* _TASK PROMPT_: Every entry in this listing should be written out exactly.

* _PROVIDED RECORDS_:
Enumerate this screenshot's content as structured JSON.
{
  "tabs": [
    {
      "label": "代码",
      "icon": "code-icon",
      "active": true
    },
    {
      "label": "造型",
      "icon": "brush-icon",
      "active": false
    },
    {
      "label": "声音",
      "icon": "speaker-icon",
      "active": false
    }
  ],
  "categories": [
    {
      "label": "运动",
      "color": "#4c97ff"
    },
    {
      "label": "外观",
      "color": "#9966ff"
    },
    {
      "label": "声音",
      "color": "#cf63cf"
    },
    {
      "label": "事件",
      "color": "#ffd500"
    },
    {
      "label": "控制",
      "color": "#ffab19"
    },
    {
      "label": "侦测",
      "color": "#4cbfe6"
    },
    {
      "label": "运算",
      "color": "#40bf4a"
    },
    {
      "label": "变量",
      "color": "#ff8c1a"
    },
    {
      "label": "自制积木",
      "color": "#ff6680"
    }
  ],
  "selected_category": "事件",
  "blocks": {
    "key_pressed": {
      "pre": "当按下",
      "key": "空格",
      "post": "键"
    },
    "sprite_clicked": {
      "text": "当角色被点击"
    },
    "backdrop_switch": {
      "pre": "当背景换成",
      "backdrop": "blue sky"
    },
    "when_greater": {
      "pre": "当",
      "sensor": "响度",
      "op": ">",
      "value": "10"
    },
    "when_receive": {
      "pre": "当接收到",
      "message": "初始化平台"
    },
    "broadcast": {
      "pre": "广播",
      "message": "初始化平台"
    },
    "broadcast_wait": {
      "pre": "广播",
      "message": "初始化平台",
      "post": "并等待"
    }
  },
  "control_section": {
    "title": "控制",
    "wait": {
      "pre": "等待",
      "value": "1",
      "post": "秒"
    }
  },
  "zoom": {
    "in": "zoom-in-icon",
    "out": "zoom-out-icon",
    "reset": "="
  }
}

* _SOLUTION TO THE PROBLEM_:
Enumerate this screenshot's content as structured JSON.
{
  "tabs": [
    {
      "label": "代码",
      "icon": "code-icon",
      "active": true
    },
    {
      "label": "造型",
      "icon": "brush-icon",
      "active": false
    },
    {
      "label": "声音",
      "icon": "speaker-icon",
      "active": false
    }
  ],
  "categories": [
    {
      "label": "运动",
      "color": "#4c97ff"
    },
    {
      "label": "外观",
      "color": "#9966ff"
    },
    {
      "label": "声音",
      "color": "#cf63cf"
    },
    {
      "label": "事件",
      "color": "#ffd500"
    },
    {
      "label": "控制",
      "color": "#ffab19"
    },
    {
      "label": "侦测",
      "color": "#4cbfe6"
    },
    {
      "label": "运算",
      "color": "#40bf4a"
    },
    {
      "label": "变量",
      "color": "#ff8c1a"
    },
    {
      "label": "自制积木",
      "color": "#ff6680"
    }
  ],
  "selected_category": "事件",
  "blocks": {
    "key_pressed": {
      "pre": "当按下",
      "key": "空格",
      "post": "键"
    },
    "sprite_clicked": {
      "text": "当角色被点击"
    },
    "backdrop_switch": {
      "pre": "当背景换成",
      "backdrop": "blue sky"
    },
    "when_greater": {
      "pre": "当",
      "sensor": "响度",
      "op": ">",
      "value": "10"
    },
    "when_receive": {
      "pre": "当接收到",
      "message": "初始化平台"
    },
    "broadcast": {
      "pre": "广播",
      "message": "初始化平台"
    },
    "broadcast_wait": {
      "pre": "广播",
      "message": "初始化平台",
      "post": "并等待"
    }
  },
  "control_section": {
    "title": "控制",
    "wait": {
      "pre": "等待",
      "value": "1",
      "post": "秒"
    }
  },
  "zoom": {
    "in": "zoom-in-icon",
    "out": "zoom-out-icon",
    "reset": "="
  }
}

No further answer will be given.